- _DATA IN THIS EXERCISE_

****

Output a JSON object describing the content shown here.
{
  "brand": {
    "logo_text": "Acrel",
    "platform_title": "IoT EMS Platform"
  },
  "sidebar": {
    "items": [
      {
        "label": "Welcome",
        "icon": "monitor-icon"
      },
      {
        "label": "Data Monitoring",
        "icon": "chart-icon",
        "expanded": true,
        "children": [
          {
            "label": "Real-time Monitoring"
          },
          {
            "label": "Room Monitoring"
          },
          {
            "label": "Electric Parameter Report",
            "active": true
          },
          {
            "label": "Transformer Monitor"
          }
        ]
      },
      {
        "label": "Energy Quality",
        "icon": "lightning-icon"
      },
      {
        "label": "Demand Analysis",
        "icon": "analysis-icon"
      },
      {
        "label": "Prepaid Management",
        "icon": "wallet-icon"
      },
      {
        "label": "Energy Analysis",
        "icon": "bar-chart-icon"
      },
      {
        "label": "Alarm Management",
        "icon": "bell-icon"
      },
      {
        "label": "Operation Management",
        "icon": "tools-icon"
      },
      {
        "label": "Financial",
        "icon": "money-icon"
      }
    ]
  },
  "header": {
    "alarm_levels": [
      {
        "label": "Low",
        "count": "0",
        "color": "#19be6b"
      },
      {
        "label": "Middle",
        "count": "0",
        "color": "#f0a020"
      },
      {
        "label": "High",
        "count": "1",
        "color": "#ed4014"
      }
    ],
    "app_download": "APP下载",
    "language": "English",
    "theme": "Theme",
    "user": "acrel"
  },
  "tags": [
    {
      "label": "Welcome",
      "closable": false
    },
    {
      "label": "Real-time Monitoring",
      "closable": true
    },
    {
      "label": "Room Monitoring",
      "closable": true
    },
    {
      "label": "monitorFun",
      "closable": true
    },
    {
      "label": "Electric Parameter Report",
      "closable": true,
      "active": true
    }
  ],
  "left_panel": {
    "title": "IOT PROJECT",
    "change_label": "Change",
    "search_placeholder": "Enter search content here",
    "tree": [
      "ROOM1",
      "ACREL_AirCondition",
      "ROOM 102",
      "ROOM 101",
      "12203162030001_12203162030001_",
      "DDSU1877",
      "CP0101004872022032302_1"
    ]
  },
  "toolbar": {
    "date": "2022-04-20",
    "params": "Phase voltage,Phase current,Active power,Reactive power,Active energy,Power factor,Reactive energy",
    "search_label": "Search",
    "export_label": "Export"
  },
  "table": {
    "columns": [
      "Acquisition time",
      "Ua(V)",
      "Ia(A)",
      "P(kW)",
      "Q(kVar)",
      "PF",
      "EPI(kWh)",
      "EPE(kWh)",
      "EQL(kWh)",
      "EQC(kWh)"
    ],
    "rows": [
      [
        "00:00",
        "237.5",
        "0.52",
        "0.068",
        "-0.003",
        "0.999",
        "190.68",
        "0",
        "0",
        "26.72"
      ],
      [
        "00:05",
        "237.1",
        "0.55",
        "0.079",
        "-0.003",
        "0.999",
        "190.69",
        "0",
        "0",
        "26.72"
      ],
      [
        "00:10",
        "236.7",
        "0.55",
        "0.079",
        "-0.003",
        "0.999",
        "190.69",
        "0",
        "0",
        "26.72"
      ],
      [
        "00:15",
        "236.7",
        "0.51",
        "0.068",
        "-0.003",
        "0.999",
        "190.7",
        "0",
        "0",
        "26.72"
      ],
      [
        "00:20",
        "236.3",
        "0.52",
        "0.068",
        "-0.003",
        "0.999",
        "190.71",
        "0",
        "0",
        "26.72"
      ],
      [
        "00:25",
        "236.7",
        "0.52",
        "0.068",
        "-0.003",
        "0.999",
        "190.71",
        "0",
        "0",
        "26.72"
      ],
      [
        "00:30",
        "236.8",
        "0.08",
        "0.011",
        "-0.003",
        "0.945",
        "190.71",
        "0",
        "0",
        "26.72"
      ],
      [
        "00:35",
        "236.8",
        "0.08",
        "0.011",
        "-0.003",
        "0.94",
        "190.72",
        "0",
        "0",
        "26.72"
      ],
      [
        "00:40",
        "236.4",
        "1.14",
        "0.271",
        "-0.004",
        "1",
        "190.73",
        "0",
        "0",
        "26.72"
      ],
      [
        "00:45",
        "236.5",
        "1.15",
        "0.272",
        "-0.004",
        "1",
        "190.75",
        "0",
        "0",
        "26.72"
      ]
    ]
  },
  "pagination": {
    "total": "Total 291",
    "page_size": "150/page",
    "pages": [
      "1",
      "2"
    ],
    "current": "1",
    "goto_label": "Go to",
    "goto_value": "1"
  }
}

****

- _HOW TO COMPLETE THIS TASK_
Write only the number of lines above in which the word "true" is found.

- _EXERCISE RESPONSE_
7